I haven’t read this one yet, but you can sure bet that it’s on my "To Be Read" list. Georgie McCool feels that her marriage is in trouble, and doesn’t exactly know what to do. She doesn’t want to divorce because she still does love Neal, but for the sake of her family, she wants her marriage to be filled with the love it once had. After letting her husband know that she won’t be travelling with him or the children to his parents' place for a family gathering, something strange happens. Just when her soul searching time is about to begin, she finds a way to communicate with her husband from the past, through (surprise!) a landline. This could be her chance to right some wrongs and make things better, but is that what Georgie really wants? If this book is anything like Rowell’s others, I know that it will be excellent!
My True Love Gave to Me & Kindred Spirits
Rainbow Rowell also has two short works of fiction. The first is a story called "Midnights," and it is featured in a YA anthology entitled My True Love Gave To Me: Twelve Holiday Stories. Rowell’s contribution is a cute love story between Mags and Noel, told over the course of several New Year’s Eve’s.

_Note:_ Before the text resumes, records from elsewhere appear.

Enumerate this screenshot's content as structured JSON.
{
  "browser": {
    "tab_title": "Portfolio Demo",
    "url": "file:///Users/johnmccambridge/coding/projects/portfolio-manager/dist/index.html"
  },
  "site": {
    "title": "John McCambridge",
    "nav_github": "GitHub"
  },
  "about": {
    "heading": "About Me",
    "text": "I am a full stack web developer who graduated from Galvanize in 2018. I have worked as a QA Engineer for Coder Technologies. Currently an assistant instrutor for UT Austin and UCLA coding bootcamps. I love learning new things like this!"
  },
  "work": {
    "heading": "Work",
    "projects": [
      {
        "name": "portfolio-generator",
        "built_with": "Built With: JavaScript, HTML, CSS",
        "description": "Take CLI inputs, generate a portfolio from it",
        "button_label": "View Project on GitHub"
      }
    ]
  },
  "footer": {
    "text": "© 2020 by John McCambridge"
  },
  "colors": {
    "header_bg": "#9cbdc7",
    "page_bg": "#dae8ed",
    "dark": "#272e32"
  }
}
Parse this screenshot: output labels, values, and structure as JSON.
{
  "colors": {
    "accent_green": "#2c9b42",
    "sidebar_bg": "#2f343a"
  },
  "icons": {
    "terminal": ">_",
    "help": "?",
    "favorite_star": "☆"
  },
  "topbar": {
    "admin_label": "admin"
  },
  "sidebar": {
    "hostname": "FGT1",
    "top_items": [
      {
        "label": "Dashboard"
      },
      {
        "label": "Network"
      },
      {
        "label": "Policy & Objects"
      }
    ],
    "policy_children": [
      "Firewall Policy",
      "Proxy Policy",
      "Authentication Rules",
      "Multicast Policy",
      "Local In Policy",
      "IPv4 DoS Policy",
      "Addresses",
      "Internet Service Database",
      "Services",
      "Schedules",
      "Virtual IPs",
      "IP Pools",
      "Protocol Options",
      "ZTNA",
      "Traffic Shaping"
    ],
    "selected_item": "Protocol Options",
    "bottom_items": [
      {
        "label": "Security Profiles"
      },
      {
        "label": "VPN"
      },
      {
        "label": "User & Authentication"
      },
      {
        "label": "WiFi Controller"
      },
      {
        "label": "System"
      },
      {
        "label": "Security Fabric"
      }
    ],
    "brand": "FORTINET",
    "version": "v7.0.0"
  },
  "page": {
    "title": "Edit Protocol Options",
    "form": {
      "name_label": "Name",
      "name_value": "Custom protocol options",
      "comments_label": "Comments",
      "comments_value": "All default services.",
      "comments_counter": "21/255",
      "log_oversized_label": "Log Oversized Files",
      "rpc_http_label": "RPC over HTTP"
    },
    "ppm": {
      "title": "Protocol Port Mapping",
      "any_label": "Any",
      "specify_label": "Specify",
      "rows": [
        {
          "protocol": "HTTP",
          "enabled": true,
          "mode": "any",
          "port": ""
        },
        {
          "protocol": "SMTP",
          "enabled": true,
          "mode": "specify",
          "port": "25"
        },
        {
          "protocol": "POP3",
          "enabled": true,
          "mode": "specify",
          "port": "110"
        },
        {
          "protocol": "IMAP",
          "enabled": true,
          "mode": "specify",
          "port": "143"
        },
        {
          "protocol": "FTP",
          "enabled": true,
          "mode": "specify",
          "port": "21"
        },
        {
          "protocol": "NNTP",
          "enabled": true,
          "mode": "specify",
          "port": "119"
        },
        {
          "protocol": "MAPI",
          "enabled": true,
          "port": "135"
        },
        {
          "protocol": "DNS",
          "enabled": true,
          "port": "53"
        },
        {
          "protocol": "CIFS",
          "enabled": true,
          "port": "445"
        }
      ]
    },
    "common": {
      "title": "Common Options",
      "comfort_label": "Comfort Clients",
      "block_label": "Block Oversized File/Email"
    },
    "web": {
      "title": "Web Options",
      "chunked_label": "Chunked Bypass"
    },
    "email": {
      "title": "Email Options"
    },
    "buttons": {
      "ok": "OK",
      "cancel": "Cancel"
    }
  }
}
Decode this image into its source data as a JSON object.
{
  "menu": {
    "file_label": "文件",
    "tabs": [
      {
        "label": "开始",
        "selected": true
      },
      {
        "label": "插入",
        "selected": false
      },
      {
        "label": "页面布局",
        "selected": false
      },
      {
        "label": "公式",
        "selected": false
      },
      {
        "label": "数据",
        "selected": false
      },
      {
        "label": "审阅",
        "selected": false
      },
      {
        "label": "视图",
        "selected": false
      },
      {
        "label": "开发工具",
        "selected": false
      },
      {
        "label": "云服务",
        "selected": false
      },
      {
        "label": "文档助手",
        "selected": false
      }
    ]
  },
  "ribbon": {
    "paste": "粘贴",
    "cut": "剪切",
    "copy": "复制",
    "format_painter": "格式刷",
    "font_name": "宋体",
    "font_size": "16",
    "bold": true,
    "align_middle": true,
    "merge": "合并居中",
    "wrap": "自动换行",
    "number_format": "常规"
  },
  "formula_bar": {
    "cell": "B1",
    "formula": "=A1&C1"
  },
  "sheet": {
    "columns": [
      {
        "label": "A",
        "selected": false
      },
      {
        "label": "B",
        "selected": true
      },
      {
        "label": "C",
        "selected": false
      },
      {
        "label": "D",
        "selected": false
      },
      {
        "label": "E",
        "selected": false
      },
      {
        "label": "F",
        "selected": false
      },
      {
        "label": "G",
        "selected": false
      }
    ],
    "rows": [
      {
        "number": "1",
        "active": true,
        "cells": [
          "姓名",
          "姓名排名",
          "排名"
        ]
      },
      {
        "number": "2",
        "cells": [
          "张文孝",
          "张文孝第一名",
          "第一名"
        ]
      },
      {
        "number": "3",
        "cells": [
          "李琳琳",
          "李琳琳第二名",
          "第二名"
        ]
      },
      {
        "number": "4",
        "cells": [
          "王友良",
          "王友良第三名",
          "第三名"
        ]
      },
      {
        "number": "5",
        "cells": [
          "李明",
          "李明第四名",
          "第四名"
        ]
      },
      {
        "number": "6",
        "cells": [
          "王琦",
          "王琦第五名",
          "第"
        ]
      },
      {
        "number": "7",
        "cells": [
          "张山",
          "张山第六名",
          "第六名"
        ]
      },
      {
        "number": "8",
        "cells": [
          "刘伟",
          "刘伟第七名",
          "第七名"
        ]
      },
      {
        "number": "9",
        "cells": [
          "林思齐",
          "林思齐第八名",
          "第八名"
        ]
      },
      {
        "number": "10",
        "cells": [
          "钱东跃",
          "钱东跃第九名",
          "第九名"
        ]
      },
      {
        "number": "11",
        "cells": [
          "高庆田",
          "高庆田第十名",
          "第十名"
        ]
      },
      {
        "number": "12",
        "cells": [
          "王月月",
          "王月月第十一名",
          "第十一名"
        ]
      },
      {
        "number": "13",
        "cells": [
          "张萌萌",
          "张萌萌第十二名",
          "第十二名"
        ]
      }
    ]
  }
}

Rowell's other short fiction is entitled "Kindred Spirits," and was released on National Book Day. It’s only available in ebook except for those lucky few who celebrated National Book Day at a convention with Rowell. The story follow a group of Star Wars nerds who are lining up outside the movie theatre for the newest film in the franchise. Here, Rowell explores the bond that people share when they are crazy about the same things, and how differences are sometimes okay to be overlooked, especially when what they have in common is so much greater.
In my opinion, Rainbow Rowell's writing offers something for everyone, and I always eagerly await her newest release. I hope that other young adult readers can find the same joy in her books that I have.